[DIRECTIONS]:
All of the data is to be restated word for word.

Excerpts from an interface dataset
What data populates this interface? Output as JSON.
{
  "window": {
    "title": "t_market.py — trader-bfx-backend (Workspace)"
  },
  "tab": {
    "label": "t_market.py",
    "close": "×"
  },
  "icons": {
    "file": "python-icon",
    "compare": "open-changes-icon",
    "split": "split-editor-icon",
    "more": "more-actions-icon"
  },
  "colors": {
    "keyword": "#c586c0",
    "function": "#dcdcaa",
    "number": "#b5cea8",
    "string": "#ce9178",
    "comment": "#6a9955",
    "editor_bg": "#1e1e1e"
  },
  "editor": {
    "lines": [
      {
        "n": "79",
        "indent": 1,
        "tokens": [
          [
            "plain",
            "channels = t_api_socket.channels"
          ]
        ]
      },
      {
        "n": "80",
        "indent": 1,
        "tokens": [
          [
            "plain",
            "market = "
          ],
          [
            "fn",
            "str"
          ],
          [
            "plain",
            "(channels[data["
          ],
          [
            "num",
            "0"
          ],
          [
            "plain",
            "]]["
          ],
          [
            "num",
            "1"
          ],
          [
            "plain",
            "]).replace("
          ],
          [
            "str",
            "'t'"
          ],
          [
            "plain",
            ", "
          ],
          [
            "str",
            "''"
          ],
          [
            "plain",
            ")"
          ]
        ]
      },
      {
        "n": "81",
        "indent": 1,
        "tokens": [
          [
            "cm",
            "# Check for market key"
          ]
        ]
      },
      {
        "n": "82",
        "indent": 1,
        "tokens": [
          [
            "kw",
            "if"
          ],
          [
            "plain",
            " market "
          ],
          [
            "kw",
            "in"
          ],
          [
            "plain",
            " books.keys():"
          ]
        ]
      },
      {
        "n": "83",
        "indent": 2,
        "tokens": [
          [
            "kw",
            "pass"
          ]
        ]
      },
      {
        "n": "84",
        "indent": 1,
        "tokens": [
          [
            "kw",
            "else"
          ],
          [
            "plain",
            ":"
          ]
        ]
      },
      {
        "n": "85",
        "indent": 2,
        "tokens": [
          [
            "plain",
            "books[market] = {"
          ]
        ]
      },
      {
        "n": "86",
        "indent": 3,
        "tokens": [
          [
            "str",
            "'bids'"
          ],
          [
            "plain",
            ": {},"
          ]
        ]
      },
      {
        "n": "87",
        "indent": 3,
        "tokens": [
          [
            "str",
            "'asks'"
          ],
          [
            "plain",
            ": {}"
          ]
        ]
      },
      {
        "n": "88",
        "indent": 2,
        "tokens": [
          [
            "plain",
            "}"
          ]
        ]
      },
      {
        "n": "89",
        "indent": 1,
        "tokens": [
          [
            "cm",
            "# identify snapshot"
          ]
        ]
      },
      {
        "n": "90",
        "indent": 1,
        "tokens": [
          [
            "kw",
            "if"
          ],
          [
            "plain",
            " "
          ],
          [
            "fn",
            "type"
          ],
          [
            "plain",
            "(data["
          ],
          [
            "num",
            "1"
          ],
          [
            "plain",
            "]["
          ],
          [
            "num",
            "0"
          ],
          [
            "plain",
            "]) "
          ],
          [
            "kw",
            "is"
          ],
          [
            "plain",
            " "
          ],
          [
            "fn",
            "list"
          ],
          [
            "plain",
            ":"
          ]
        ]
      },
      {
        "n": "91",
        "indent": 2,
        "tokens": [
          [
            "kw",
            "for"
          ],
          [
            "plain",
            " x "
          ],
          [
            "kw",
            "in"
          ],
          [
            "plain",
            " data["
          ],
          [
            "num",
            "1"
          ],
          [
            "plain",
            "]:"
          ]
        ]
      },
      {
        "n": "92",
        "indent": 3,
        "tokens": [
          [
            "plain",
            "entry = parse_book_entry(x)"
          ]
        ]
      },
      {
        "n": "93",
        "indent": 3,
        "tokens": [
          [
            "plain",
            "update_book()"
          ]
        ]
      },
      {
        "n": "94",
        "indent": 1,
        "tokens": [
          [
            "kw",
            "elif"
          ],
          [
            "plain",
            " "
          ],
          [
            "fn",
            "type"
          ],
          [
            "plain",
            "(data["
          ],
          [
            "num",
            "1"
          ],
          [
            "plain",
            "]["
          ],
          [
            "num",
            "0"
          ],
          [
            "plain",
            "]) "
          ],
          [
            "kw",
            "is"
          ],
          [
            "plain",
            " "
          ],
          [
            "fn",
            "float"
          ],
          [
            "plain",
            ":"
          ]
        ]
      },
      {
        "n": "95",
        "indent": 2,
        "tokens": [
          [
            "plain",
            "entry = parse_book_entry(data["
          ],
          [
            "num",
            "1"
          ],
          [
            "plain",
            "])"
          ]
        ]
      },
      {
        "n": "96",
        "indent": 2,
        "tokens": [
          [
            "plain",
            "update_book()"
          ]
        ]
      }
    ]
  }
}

[RESULT BELOW]:
What data populates this interface? Output as JSON.
{
  "window": {
    "title": "t_market.py — trader-bfx-backend (Workspace)"
  },
  "tab": {
    "label": "t_market.py",
    "close": "×"
  },
  "icons": {
    "file": "python-icon",
    "compare": "open-changes-icon",
    "split": "split-editor-icon",
    "more": "more-actions-icon"
  },
  "colors": {
    "keyword": "#c586c0",
    "function": "#dcdcaa",
    "number": "#b5cea8",
    "string": "#ce9178",
    "comment": "#6a9955",
    "editor_bg": "#1e1e1e"
  },
  "editor": {
    "lines": [
      {
        "n": "79",
        "indent": 1,
        "tokens": [
          [
            "plain",
            "channels = t_api_socket.channels"
          ]
        ]
      },
      {
        "n": "80",
        "indent": 1,
        "tokens": [
          [
            "plain",
            "market = "
          ],
          [
            "fn",
            "str"
          ],
          [
            "plain",
            "(channels[data["
          ],
          [
            "num",
            "0"
          ],
          [
            "plain",
            "]]["
          ],
          [
            "num",
            "1"
          ],
          [
            "plain",
            "]).replace("
          ],
          [
            "str",
            "'t'"
          ],
          [
            "plain",
            ", "
          ],
          [
            "str",
            "''"
          ],
          [
            "plain",
            ")"
          ]
        ]
      },
      {
        "n": "81",
        "indent": 1,
        "tokens": [
          [
            "cm",
            "# Check for market key"
          ]
        ]
      },
      {
        "n": "82",
        "indent": 1,
        "tokens": [
          [
            "kw",
            "if"
          ],
          [
            "plain",
            " market "
          ],
          [
            "kw",
            "in"
          ],
          [
            "plain",
            " books.keys():"
          ]
        ]
      },
      {
        "n": "83",
        "indent": 2,
        "tokens": [
          [
            "kw",
            "pass"
          ]
        ]
      },
      {
        "n": "84",
        "indent": 1,
        "tokens": [
          [
            "kw",
            "else"
          ],
          [
            "plain",
            ":"
          ]
        ]
      },
      {
        "n": "85",
        "indent": 2,
        "tokens": [
          [
            "plain",
            "books[market] = {"
          ]
        ]
      },
      {
        "n": "86",
        "indent": 3,
        "tokens": [
          [
            "str",
            "'bids'"
          ],
          [
            "plain",
            ": {},"
          ]
        ]
      },
      {
        "n": "87",
        "indent": 3,
        "tokens": [
          [
            "str",
            "'asks'"
          ],
          [
            "plain",
            ": {}"
          ]
        ]
      },
      {
        "n": "88",
        "indent": 2,
        "tokens": [
          [
            "plain",
            "}"
          ]
        ]
      },
      {
        "n": "89",
        "indent": 1,
        "tokens": [
          [
            "cm",
            "# identify snapshot"
          ]
        ]
      },
      {
        "n": "90",
        "indent": 1,
        "tokens": [
          [
            "kw",
            "if"
          ],
          [
            "plain",
            " "
          ],
          [
            "fn",
            "type"
          ],
          [
            "plain",
            "(data["
          ],
          [
            "num",
            "1"
          ],
          [
            "plain",
            "]["
          ],
          [
            "num",
            "0"
          ],
          [
            "plain",
            "]) "
          ],
          [
            "kw",
            "is"
          ],
          [
            "plain",
            " "
          ],
          [
            "fn",
            "list"
          ],
          [
            "plain",
            ":"
          ]
        ]
      },
      {
        "n": "91",
        "indent": 2,
        "tokens": [
          [
            "kw",
            "for"
          ],
          [
            "plain",
            " x "
          ],
          [
            "kw",
            "in"
          ],
          [
            "plain",
            " data["
          ],
          [
            "num",
            "1"
          ],
          [
            "plain",
            "]:"
          ]
        ]
      },
      {
        "n": "92",
        "indent": 3,
        "tokens": [
          [
            "plain",
            "entry = parse_book_entry(x)"
          ]
        ]
      },
      {
        "n": "93",
        "indent": 3,
        "tokens": [
          [
            "plain",
            "update_book()"
          ]
        ]
      },
      {
        "n": "94",
        "indent": 1,
        "tokens": [
          [
            "kw",
            "elif"
          ],
          [
            "plain",
            " "
          ],
          [
            "fn",
            "type"
          ],
          [
            "plain",
            "(data["
          ],
          [
            "num",
            "1"
          ],
          [
            "plain",
            "]["
          ],
          [
            "num",
            "0"
          ],
          [
            "plain",
            "]) "
          ],
          [
            "kw",
            "is"
          ],
          [
            "plain",
            " "
          ],
          [
            "fn",
            "float"
          ],
          [
            "plain",
            ":"
          ]
        ]
      },
      {
        "n": "95",
        "indent": 2,
        "tokens": [
          [
            "plain",
            "entry = parse_book_entry(data["
          ],
          [
            "num",
            "1"
          ],
          [
            "plain",
            "])"
          ]
        ]
      },
      {
        "n": "96",
        "indent": 2,
        "tokens": [
          [
            "plain",
            "update_book()"
          ]
        ]
      }
    ]
  }
}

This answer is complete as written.